If a potential problem is identified, the most effective, but not necessarily attractive, method to cure a Clayton Section 8 problem is to remove one of the two Fund representatives from one of the boards. Another potential fix-but one that has never been blessed by any court-would be to wall the two board members off from each other so that their “independence” is assured. If a Clayton Section 8 problem means a Fund cannot have a board designee, the alternatives for maintaining the level of oversight essential to monitor an investment may include:

* The private equity firm may seek protective controls by contract, barring the portfolio company from taking specified actions without the private equity firm’s consent.

* The private equity firm may obtain board visitation rights, entitling the Fund’s designee to attend board meetings and to receive all financial and relevant corporate information that board members’ receive.

* Or, the private equity firm may participate on an advisory board that deals with strategy but lacks formal responsibility.

Of course, these alternatives to a board seat are still subject to the Sherman Act restrictions on anticompetitive conduct.

Rethinking Section 8

For 90 years, Clayton Act Section 8’s utility in supplementing the Sherman Act has been questionable. The dearth of reported decisions affirms that neither the government nor private litigants have bothered to enforce it. Now it may put at risk the availability of essential capital to innovative startup businesses by deterring equity investors from taking a position that has no adverse impact on competition. When a statute fails to satisfy the fundamental principle borrowed from the Law of Hippocrates, “at least do no harm,” it is time to start the debate whether it should be repealed.

Richard G. Small is a Partner and co-head of the Private Equity & Venture Capital practice group at Edwards & Angell.
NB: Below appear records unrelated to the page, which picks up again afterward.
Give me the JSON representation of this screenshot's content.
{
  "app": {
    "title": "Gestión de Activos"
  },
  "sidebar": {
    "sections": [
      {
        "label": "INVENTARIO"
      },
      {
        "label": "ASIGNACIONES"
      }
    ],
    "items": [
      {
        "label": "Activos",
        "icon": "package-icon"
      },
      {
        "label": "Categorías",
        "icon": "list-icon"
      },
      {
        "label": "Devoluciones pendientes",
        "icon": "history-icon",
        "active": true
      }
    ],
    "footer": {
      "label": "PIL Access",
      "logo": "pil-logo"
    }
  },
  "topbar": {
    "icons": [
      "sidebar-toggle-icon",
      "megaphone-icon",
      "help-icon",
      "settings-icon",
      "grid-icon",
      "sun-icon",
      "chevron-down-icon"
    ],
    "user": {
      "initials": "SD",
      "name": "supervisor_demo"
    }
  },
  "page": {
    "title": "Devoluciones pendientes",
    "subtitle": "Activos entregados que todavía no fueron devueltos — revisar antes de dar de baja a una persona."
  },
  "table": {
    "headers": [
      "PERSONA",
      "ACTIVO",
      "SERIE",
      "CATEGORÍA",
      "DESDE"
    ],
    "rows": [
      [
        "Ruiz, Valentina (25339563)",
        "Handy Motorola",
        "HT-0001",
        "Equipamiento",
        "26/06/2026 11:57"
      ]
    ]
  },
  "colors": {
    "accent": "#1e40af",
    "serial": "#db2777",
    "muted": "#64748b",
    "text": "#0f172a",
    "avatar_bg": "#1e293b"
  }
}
Patricia A. Sullivan is a Partner in the Antitrust practice group of Edwards & Angell. Small’s email is Sullivan’s email is